The mill's closure of marks the end of an era for a city built by and for its mills.
Southern States Cooperative's Roanoke Feed Mill, Vinton, Va. Has been named the 2012 Feed Mill of the Year.
St Christopher's by the River Church will hold its semi-annual Bargain Box Sale Friday, Sept 28, at the church, 7601 Old Mill Road in Gates Mills.
State investigators and Mille Lacs County Sheriff's deputies responded to a report on Wednesday, July 6 of criminal sexual contact between a staff member and a resident at Mille Lacs Academy.
After years of on-again off-again work at Georgetown’s steel mill , workers are now facing more bad news as the mill cuts back.
After years of on-again off-again work at Georgetown's steel mill , workers are now facing more bad news as the mill cuts back.
The Pendleton Mill Store in Washougal will be the site of some of this weekend's events celebrating Pendleton Woolen Mills' 100th anniversary.
With the Y-axis capability in turn-mill machines, there is no limit to the amount of milling that can be accomplished.

In science:

The discretized form of the Yang-Mills action SYM is the Wilson action SW .
Random Matrix Theory and Chiral Symmetry in QCD
Sheikh-Jabbari, “Super Yang-Mills Theory on Noncommutative Torus from Open Strings Interactions”, Phys.
Worldsheet and Spacetime Properties of p-p' System with B Field and Noncommutative Geometry
This theory – : (OM1 ) theory – is described by the ) that the NCOS theory is dual to spatially noncommutative, maximally supersymmetric Yang-Mills field theory.
OM Theory in Diverse Dimensions
Lorentz invariant 6 dimensional theory, whose low energy limit is Yang Mills theory.

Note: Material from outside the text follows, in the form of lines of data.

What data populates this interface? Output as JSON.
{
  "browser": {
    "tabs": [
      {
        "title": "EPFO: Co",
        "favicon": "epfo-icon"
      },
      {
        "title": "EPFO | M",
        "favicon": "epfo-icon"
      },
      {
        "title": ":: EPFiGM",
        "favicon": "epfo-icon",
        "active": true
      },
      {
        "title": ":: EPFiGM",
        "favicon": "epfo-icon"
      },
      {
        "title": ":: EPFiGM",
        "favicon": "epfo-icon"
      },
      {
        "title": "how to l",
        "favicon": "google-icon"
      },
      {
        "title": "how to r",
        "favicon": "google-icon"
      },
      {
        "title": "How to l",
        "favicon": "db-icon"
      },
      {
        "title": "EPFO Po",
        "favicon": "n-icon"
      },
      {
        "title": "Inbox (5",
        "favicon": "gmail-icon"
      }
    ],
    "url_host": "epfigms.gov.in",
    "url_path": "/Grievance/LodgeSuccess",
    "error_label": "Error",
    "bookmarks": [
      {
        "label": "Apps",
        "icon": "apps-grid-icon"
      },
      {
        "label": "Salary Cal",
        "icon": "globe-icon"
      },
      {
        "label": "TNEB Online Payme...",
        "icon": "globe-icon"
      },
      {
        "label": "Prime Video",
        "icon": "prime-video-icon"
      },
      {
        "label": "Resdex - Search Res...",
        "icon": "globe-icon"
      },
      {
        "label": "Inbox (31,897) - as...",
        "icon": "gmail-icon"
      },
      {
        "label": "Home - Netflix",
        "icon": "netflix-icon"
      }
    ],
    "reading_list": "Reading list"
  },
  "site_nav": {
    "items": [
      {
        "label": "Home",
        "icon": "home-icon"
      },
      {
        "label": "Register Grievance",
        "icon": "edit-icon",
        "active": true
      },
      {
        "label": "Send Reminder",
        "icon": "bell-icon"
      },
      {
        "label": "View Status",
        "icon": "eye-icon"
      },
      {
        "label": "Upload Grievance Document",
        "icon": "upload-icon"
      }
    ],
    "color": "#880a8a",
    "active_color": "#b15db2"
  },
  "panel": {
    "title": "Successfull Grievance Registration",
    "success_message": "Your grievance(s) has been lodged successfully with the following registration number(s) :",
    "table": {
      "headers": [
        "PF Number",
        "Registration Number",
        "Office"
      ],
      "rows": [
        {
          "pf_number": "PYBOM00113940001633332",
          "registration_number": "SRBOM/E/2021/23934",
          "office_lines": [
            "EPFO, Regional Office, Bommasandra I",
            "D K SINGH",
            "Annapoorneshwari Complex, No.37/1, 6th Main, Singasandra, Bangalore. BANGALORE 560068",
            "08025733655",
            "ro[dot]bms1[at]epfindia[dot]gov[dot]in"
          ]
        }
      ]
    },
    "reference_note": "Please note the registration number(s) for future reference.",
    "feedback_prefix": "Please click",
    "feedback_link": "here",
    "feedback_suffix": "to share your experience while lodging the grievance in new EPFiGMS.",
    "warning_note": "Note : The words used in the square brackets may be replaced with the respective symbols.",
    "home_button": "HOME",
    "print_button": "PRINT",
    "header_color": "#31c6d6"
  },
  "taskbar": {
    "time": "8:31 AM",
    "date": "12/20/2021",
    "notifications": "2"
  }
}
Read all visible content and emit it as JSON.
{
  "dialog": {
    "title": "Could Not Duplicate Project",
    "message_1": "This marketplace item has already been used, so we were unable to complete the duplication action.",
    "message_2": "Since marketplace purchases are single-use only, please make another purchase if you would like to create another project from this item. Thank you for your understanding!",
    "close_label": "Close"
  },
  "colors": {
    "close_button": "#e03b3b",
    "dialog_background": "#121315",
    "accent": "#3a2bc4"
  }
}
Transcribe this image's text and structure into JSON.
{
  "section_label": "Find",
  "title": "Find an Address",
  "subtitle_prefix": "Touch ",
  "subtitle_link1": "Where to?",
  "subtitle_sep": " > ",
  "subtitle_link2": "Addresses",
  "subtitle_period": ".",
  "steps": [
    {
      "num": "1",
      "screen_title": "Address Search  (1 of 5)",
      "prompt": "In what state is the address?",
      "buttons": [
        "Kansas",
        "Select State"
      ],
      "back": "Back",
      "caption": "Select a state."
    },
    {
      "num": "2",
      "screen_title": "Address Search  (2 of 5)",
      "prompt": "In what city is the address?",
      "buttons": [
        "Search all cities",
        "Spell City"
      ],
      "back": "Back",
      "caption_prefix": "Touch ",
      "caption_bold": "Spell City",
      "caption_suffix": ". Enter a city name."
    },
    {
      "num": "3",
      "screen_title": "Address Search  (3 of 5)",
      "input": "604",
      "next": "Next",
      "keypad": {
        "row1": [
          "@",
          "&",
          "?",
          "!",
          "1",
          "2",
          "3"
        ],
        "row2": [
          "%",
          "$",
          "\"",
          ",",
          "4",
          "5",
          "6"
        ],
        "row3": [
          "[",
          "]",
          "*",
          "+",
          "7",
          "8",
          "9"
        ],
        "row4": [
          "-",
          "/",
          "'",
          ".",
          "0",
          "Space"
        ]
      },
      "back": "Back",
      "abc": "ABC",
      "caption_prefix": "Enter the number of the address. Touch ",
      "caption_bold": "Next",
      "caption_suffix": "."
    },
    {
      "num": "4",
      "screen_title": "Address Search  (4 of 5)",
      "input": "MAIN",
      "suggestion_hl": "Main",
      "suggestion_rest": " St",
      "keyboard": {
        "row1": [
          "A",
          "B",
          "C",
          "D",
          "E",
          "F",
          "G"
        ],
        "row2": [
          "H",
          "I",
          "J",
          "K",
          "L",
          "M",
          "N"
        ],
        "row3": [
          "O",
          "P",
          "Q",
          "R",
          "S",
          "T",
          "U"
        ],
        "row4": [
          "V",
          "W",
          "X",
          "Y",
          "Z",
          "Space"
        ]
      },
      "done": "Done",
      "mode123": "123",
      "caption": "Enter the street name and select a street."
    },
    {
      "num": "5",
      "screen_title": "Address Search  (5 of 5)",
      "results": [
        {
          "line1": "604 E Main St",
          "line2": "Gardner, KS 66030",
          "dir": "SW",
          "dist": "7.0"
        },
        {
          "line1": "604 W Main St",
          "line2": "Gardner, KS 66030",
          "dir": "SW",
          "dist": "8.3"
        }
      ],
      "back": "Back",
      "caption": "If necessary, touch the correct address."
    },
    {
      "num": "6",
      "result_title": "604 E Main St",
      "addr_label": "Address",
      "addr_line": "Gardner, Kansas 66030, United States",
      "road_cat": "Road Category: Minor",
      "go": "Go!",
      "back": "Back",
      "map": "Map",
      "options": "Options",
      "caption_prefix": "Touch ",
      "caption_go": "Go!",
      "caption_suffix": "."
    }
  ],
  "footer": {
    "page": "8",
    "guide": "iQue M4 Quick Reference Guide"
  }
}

OM Theory in Diverse Dimensions
The two theories have the same symmetries and reduce to Yang-Mills theory at low energies.
OM Theory in Diverse Dimensions